Data supplied Block Start

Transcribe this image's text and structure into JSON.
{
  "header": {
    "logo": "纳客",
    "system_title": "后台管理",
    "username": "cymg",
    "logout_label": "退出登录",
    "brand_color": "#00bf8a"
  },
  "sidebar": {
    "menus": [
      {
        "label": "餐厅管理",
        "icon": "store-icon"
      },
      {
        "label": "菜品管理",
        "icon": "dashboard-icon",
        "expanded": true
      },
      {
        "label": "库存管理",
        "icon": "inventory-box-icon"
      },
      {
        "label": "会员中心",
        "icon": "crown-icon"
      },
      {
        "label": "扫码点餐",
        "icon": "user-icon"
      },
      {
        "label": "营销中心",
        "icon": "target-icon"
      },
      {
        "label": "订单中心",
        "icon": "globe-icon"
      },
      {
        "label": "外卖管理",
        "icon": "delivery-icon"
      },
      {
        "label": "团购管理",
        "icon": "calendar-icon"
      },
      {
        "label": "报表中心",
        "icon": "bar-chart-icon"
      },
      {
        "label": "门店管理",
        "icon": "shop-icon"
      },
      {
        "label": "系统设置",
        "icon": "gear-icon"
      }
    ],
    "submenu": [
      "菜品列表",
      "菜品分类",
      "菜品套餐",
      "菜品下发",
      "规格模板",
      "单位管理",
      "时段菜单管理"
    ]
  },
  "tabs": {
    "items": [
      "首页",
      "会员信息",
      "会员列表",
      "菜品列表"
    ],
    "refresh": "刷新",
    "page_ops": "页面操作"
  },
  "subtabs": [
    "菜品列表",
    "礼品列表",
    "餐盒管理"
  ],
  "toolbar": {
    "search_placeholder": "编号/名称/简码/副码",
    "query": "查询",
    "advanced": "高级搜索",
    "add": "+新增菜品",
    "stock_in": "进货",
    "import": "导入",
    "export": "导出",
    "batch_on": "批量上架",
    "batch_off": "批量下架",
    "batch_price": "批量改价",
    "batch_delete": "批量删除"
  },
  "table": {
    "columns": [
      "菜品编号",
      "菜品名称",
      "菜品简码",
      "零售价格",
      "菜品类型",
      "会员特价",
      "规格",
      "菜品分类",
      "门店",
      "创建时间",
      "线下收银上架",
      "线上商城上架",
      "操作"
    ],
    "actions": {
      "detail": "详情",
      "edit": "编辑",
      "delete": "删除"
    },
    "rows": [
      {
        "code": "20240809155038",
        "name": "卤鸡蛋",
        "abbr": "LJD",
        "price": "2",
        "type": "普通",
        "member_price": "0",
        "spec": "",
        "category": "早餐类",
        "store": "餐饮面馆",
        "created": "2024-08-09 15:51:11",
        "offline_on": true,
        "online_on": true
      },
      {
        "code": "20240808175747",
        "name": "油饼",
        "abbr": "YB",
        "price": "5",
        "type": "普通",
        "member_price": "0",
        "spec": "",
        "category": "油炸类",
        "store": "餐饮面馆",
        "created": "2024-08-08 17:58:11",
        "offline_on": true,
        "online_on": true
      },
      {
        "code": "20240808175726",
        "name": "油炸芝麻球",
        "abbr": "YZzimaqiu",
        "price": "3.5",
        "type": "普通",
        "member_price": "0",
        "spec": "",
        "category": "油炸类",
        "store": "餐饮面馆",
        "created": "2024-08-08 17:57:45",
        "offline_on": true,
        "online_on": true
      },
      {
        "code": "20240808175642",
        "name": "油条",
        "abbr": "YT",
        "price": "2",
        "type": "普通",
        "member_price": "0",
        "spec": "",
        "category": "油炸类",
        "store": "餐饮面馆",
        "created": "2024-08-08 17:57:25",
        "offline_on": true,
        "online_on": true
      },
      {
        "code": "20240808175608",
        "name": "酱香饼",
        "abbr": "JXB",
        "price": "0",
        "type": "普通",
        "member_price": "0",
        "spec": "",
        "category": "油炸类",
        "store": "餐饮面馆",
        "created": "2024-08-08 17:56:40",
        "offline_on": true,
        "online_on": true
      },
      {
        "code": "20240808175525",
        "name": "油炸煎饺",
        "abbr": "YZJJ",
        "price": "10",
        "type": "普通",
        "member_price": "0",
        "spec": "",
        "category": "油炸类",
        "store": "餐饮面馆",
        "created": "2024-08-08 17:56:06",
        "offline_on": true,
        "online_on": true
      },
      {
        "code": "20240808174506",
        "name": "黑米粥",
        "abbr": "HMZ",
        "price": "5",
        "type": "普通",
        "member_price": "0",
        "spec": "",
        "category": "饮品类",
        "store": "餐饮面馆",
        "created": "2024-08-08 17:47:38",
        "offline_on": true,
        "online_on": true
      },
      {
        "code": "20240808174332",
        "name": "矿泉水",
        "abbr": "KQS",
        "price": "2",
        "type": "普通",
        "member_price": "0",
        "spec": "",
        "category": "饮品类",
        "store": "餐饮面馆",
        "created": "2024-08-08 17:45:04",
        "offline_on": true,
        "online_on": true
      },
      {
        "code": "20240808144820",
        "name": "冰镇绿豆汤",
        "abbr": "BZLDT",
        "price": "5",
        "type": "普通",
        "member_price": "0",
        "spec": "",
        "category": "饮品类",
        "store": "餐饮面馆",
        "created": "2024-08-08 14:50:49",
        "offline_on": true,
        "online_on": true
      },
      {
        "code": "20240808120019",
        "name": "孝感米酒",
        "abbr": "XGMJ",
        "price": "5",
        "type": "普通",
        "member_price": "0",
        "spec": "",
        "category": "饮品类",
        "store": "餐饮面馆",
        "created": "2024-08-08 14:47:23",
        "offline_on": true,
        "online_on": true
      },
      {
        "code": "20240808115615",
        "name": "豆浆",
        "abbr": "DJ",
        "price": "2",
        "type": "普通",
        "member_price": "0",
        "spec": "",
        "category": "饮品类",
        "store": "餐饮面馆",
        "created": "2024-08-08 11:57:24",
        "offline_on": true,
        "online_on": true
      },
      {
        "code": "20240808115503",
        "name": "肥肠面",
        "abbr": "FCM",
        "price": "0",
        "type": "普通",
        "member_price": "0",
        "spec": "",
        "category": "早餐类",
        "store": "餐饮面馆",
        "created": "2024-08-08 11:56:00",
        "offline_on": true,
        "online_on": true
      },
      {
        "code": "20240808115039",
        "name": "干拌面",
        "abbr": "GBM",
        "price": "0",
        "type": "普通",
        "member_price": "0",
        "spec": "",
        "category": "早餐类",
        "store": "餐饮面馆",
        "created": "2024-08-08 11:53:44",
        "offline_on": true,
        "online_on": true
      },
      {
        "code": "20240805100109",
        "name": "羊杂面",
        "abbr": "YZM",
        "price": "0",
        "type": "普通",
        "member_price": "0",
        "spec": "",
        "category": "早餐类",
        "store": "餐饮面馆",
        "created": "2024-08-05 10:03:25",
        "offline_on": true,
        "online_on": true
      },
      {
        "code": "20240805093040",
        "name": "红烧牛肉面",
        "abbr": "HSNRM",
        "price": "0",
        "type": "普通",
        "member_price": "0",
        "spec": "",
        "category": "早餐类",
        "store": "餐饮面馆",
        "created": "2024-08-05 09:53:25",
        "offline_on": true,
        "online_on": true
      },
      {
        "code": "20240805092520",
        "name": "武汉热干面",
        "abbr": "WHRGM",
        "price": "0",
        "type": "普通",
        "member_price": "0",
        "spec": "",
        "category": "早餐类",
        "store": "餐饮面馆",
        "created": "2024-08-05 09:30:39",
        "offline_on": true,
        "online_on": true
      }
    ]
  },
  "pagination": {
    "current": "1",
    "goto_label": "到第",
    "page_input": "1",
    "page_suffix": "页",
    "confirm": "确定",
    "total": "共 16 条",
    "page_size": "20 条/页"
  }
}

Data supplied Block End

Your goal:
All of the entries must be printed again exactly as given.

Solution:
Transcribe this image's text and structure into JSON.
{
  "header": {
    "logo": "纳客",
    "system_title": "后台管理",
    "username": "cymg",
    "logout_label": "退出登录",
    "brand_color": "#00bf8a"
  },
  "sidebar": {
    "menus": [
      {
        "label": "餐厅管理",
        "icon": "store-icon"
      },
      {
        "label": "菜品管理",
        "icon": "dashboard-icon",
        "expanded": true
      },
      {
        "label": "库存管理",
        "icon": "inventory-box-icon"
      },
      {
        "label": "会员中心",
        "icon": "crown-icon"
      },
      {
        "label": "扫码点餐",
        "icon": "user-icon"
      },
      {
        "label": "营销中心",
        "icon": "target-icon"
      },
      {
        "label": "订单中心",
        "icon": "globe-icon"
      },
      {
        "label": "外卖管理",
        "icon": "delivery-icon"
      },
      {
        "label": "团购管理",
        "icon": "calendar-icon"
      },
      {
        "label": "报表中心",
        "icon": "bar-chart-icon"
      },
      {
        "label": "门店管理",
        "icon": "shop-icon"
      },
      {
        "label": "系统设置",
        "icon": "gear-icon"
      }
    ],
    "submenu": [
      "菜品列表",
      "菜品分类",
      "菜品套餐",
      "菜品下发",
      "规格模板",
      "单位管理",
      "时段菜单管理"
    ]
  },
  "tabs": {
    "items": [
      "首页",
      "会员信息",
      "会员列表",
      "菜品列表"
    ],
    "refresh": "刷新",
    "page_ops": "页面操作"
  },
  "subtabs": [
    "菜品列表",
    "礼品列表",
    "餐盒管理"
  ],
  "toolbar": {
    "search_placeholder": "编号/名称/简码/副码",
    "query": "查询",
    "advanced": "高级搜索",
    "add": "+新增菜品",
    "stock_in": "进货",
    "import": "导入",
    "export": "导出",
    "batch_on": "批量上架",
    "batch_off": "批量下架",
    "batch_price": "批量改价",
    "batch_delete": "批量删除"
  },
  "table": {
    "columns": [
      "菜品编号",
      "菜品名称",
      "菜品简码",
      "零售价格",
      "菜品类型",
      "会员特价",
      "规格",
      "菜品分类",
      "门店",
      "创建时间",
      "线下收银上架",
      "线上商城上架",
      "操作"
    ],
    "actions": {
      "detail": "详情",
      "edit": "编辑",
      "delete": "删除"
    },
    "rows": [
      {
        "code": "20240809155038",
        "name": "卤鸡蛋",
        "abbr": "LJD",
        "price": "2",
        "type": "普通",
        "member_price": "0",
        "spec": "",
        "category": "早餐类",
        "store": "餐饮面馆",
        "created": "2024-08-09 15:51:11",
        "offline_on": true,
        "online_on": true
      },
      {
        "code": "20240808175747",
        "name": "油饼",
        "abbr": "YB",
        "price": "5",
        "type": "普通",
        "member_price": "0",
        "spec": "",
        "category": "油炸类",
        "store": "餐饮面馆",
        "created": "2024-08-08 17:58:11",
        "offline_on": true,
        "online_on": true
      },
      {
        "code": "20240808175726",
        "name": "油炸芝麻球",
        "abbr": "YZzimaqiu",
        "price": "3.5",
        "type": "普通",
        "member_price": "0",
        "spec": "",
        "category": "油炸类",
        "store": "餐饮面馆",
        "created": "2024-08-08 17:57:45",
        "offline_on": true,
        "online_on": true
      },
      {
        "code": "20240808175642",
        "name": "油条",
        "abbr": "YT",
        "price": "2",
        "type": "普通",
        "member_price": "0",
        "spec": "",
        "category": "油炸类",
        "store": "餐饮面馆",
        "created": "2024-08-08 17:57:25",
        "offline_on": true,
        "online_on": true
      },
      {
        "code": "20240808175608",
        "name": "酱香饼",
        "abbr": "JXB",
        "price": "0",
        "type": "普通",
        "member_price": "0",
        "spec": "",
        "category": "油炸类",
        "store": "餐饮面馆",
        "created": "2024-08-08 17:56:40",
        "offline_on": true,
        "online_on": true
      },
      {
        "code": "20240808175525",
        "name": "油炸煎饺",
        "abbr": "YZJJ",
        "price": "10",
        "type": "普通",
        "member_price": "0",
        "spec": "",
        "category": "油炸类",
        "store": "餐饮面馆",
        "created": "2024-08-08 17:56:06",
        "offline_on": true,
        "online_on": true
      },
      {
        "code": "20240808174506",
        "name": "黑米粥",
        "abbr": "HMZ",
        "price": "5",
        "type": "普通",
        "member_price": "0",
        "spec": "",
        "category": "饮品类",
        "store": "餐饮面馆",
        "created": "2024-08-08 17:47:38",
        "offline_on": true,
        "online_on": true
      },
      {
        "code": "20240808174332",
        "name": "矿泉水",
        "abbr": "KQS",
        "price": "2",
        "type": "普通",
        "member_price": "0",
        "spec": "",
        "category": "饮品类",
        "store": "餐饮面馆",
        "created": "2024-08-08 17:45:04",
        "offline_on": true,
        "online_on": true
      },
      {
        "code": "20240808144820",
        "name": "冰镇绿豆汤",
        "abbr": "BZLDT",
        "price": "5",
        "type": "普通",
        "member_price": "0",
        "spec": "",
        "category": "饮品类",
        "store": "餐饮面馆",
        "created": "2024-08-08 14:50:49",
        "offline_on": true,
        "online_on": true
      },
      {
        "code": "20240808120019",
        "name": "孝感米酒",
        "abbr": "XGMJ",
        "price": "5",
        "type": "普通",
        "member_price": "0",
        "spec": "",
        "category": "饮品类",
        "store": "餐饮面馆",
        "created": "2024-08-08 14:47:23",
        "offline_on": true,
        "online_on": true
      },
      {
        "code": "20240808115615",
        "name": "豆浆",
        "abbr": "DJ",
        "price": "2",
        "type": "普通",
        "member_price": "0",
        "spec": "",
        "category": "饮品类",
        "store": "餐饮面馆",
        "created": "2024-08-08 11:57:24",
        "offline_on": true,
        "online_on": true
      },
      {
        "code": "20240808115503",
        "name": "肥肠面",
        "abbr": "FCM",
        "price": "0",
        "type": "普通",
        "member_price": "0",
        "spec": "",
        "category": "早餐类",
        "store": "餐饮面馆",
        "created": "2024-08-08 11:56:00",
        "offline_on": true,
        "online_on": true
      },
      {
        "code": "20240808115039",
        "name": "干拌面",
        "abbr": "GBM",
        "price": "0",
        "type": "普通",
        "member_price": "0",
        "spec": "",
        "category": "早餐类",
        "store": "餐饮面馆",
        "created": "2024-08-08 11:53:44",
        "offline_on": true,
        "online_on": true
      },
      {
        "code": "20240805100109",
        "name": "羊杂面",
        "abbr": "YZM",
        "price": "0",
        "type": "普通",
        "member_price": "0",
        "spec": "",
        "category": "早餐类",
        "store": "餐饮面馆",
        "created": "2024-08-05 10:03:25",
        "offline_on": true,
        "online_on": true
      },
      {
        "code": "20240805093040",
        "name": "红烧牛肉面",
        "abbr": "HSNRM",
        "price": "0",
        "type": "普通",
        "member_price": "0",
        "spec": "",
        "category": "早餐类",
        "store": "餐饮面馆",
        "created": "2024-08-05 09:53:25",
        "offline_on": true,
        "online_on": true
      },
      {
        "code": "20240805092520",
        "name": "武汉热干面",
        "abbr": "WHRGM",
        "price": "0",
        "type": "普通",
        "member_price": "0",
        "spec": "",
        "category": "早餐类",
        "store": "餐饮面馆",
        "created": "2024-08-05 09:30:39",
        "offline_on": true,
        "online_on": true
      }
    ]
  },
  "pagination": {
    "current": "1",
    "goto_label": "到第",
    "page_input": "1",
    "page_suffix": "页",
    "confirm": "确定",
    "total": "共 16 条",
    "page_size": "20 条/页"
  }
}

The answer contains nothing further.